**Assignment**
Please return every line of the records below that holds the word "Adelia".

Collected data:
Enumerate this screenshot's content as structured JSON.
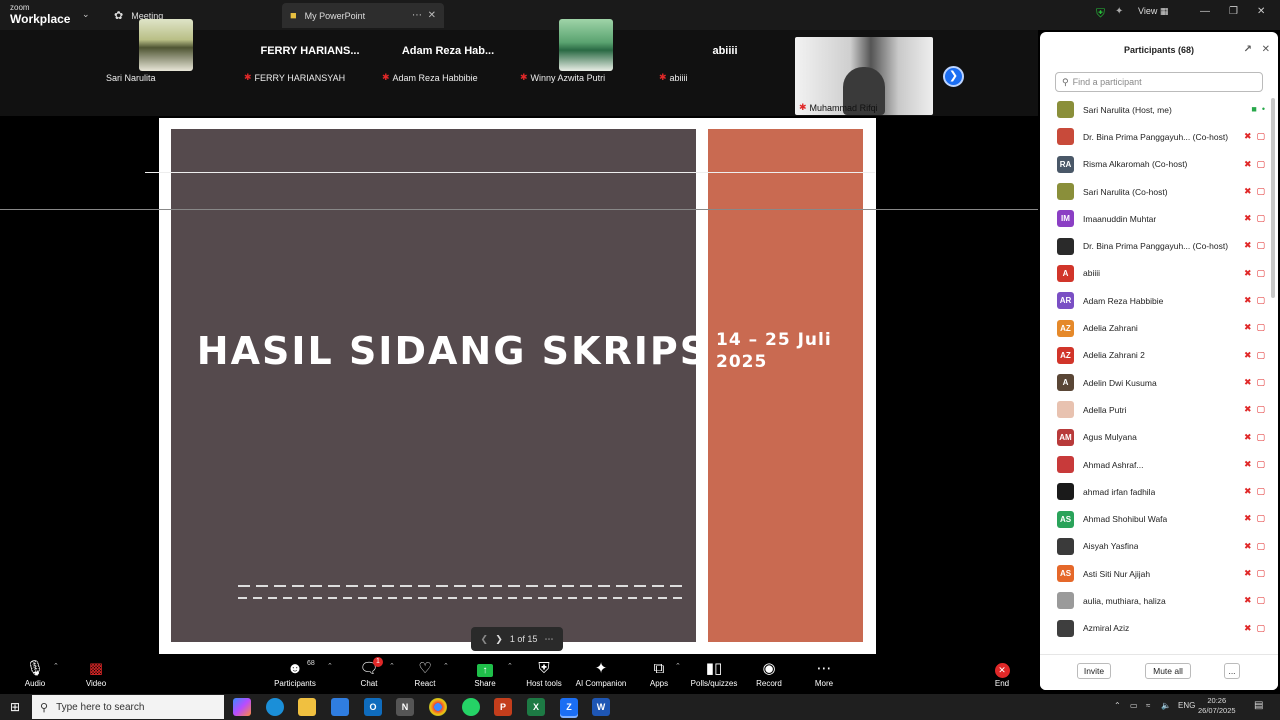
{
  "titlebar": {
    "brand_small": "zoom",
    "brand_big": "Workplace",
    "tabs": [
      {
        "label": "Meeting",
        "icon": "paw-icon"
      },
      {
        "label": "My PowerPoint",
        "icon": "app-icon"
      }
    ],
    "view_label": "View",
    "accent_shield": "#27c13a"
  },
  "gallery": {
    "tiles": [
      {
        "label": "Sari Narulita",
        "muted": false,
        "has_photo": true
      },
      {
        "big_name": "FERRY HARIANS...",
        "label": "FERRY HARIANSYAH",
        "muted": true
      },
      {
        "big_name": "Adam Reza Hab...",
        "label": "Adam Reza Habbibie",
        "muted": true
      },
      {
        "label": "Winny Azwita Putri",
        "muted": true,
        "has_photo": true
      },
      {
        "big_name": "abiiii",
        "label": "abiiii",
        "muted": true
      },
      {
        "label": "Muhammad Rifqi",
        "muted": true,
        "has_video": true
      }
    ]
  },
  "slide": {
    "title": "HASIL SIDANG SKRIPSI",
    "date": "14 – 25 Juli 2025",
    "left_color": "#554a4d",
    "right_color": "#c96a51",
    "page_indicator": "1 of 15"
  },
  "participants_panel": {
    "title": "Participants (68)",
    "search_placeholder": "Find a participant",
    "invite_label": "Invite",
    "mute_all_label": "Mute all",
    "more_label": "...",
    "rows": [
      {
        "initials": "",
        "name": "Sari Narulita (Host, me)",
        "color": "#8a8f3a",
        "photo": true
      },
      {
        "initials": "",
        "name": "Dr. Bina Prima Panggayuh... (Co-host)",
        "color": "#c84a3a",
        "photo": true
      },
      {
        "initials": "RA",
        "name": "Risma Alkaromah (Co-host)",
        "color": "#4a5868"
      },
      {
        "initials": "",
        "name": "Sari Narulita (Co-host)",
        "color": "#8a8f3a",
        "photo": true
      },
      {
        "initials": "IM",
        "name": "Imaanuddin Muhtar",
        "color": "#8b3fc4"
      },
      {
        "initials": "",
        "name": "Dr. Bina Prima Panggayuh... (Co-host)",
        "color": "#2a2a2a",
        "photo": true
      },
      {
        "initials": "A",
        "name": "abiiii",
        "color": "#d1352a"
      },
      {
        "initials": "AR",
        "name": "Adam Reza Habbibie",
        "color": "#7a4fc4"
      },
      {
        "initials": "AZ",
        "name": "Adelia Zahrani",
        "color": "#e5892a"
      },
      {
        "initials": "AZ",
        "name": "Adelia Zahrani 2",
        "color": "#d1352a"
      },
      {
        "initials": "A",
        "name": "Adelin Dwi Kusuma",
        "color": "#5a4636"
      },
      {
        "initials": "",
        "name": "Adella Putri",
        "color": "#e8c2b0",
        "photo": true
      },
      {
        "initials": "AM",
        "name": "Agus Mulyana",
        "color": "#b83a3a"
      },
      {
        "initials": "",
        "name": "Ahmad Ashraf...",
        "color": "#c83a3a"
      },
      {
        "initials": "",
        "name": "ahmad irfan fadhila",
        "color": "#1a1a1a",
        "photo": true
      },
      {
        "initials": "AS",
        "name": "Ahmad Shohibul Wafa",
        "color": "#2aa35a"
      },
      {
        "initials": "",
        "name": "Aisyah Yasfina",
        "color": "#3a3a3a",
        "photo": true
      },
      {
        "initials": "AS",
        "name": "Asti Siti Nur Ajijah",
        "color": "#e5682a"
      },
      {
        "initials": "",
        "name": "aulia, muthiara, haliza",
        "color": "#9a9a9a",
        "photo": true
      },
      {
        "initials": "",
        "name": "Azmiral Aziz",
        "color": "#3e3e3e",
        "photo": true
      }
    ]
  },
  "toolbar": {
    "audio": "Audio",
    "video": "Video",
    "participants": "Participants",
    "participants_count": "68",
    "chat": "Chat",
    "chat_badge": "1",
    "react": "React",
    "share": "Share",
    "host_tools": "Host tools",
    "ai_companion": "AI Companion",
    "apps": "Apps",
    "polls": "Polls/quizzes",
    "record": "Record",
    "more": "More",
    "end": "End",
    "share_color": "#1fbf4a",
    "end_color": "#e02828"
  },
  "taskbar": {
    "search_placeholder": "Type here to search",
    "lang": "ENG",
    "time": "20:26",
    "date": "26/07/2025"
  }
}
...
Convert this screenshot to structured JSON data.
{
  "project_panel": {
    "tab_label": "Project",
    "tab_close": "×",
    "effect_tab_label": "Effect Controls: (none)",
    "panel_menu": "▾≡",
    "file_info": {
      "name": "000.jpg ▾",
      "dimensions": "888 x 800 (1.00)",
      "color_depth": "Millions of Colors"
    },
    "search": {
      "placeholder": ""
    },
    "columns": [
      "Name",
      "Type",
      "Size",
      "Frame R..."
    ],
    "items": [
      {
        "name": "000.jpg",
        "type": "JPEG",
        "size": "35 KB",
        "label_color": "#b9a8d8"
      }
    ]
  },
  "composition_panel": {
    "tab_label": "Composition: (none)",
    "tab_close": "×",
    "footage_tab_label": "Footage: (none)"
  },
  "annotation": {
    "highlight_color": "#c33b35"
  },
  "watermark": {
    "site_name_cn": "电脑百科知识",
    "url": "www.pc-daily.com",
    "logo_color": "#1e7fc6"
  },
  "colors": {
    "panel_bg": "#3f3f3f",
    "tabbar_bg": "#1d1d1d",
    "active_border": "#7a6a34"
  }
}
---
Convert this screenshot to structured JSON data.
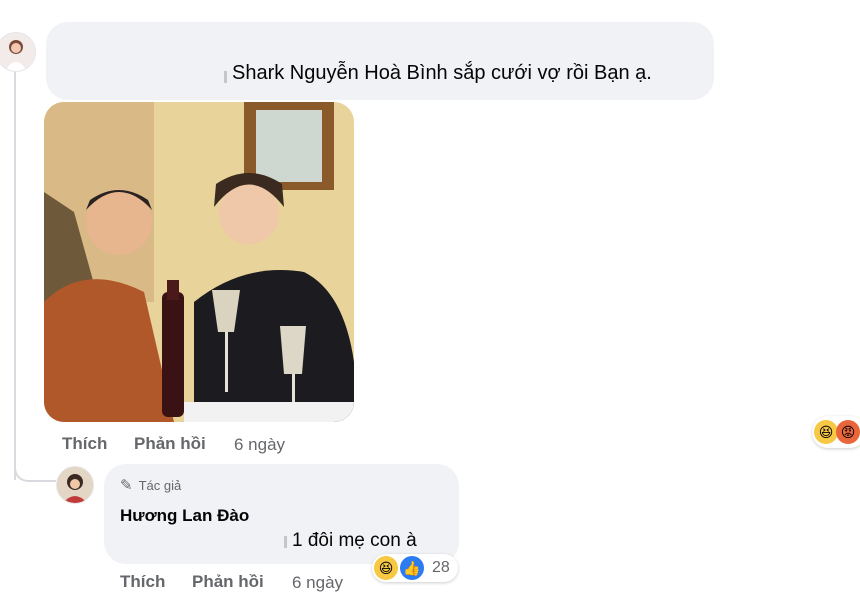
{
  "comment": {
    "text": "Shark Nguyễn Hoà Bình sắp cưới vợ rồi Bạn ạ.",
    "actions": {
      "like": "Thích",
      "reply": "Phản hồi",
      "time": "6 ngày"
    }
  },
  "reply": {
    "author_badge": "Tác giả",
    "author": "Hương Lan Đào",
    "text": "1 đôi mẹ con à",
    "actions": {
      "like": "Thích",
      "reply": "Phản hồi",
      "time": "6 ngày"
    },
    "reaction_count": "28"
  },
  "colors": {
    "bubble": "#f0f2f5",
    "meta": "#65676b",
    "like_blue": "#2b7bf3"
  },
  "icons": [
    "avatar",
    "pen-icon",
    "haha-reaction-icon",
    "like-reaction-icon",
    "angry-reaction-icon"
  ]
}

**Exercise result**
        "name": "Adelia Zahrani",
        "name": "Adelia Zahrani 2",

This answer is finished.